### What you are asked to do
The result should be every line that contains the word "channel", taken from the material.

### Record extracts
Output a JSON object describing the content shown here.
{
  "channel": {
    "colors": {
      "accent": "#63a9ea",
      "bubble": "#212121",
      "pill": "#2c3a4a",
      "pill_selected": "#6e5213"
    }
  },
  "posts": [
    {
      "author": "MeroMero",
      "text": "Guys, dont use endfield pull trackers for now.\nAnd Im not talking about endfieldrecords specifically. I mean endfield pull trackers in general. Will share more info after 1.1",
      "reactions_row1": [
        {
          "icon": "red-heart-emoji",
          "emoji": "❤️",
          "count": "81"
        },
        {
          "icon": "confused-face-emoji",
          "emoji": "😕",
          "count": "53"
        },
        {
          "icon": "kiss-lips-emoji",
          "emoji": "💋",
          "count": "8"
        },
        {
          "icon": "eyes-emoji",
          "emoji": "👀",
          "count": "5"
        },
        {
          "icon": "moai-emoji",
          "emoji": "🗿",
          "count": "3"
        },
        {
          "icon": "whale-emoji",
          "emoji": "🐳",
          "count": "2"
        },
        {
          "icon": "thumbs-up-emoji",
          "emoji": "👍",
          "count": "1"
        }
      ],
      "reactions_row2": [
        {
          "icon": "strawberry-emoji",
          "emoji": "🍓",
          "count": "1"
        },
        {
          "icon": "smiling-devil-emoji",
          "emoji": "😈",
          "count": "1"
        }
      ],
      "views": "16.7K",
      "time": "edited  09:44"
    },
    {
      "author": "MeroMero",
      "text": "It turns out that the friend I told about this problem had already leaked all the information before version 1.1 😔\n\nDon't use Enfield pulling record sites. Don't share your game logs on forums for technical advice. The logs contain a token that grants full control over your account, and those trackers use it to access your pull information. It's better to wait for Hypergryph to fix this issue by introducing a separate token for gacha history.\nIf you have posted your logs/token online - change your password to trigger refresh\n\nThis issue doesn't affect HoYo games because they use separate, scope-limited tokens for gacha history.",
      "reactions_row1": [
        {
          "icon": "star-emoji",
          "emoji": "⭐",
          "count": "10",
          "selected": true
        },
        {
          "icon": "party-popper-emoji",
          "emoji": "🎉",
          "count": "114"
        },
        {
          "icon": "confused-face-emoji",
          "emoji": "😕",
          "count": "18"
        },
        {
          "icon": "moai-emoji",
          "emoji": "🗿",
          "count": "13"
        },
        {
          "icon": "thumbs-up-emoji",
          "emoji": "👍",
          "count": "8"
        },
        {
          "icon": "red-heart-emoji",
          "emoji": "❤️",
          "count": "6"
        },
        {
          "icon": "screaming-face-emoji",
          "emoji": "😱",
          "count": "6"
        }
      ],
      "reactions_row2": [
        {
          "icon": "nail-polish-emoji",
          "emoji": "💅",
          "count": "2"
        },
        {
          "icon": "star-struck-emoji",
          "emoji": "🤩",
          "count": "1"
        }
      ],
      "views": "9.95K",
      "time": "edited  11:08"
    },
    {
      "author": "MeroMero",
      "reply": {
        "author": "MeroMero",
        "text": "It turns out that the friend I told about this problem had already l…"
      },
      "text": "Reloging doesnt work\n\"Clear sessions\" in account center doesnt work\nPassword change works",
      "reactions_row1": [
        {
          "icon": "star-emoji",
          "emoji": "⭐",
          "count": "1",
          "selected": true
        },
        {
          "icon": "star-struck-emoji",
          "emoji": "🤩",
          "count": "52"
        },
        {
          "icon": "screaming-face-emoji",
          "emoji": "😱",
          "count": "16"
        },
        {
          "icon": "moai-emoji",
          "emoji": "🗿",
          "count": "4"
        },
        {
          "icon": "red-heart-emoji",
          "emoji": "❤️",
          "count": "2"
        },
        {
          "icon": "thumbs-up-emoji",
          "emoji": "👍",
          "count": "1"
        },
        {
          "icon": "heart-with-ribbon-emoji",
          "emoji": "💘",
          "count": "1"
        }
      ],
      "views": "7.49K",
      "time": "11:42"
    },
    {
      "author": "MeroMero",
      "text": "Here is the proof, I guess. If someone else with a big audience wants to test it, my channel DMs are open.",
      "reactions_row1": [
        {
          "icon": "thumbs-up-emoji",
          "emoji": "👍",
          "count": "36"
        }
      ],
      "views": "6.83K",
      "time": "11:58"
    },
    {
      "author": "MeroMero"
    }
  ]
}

### Response area
  "channel": {
      "text": "Here is the proof, I guess. If someone else with a big audience wants to test it, my channel DMs are open.",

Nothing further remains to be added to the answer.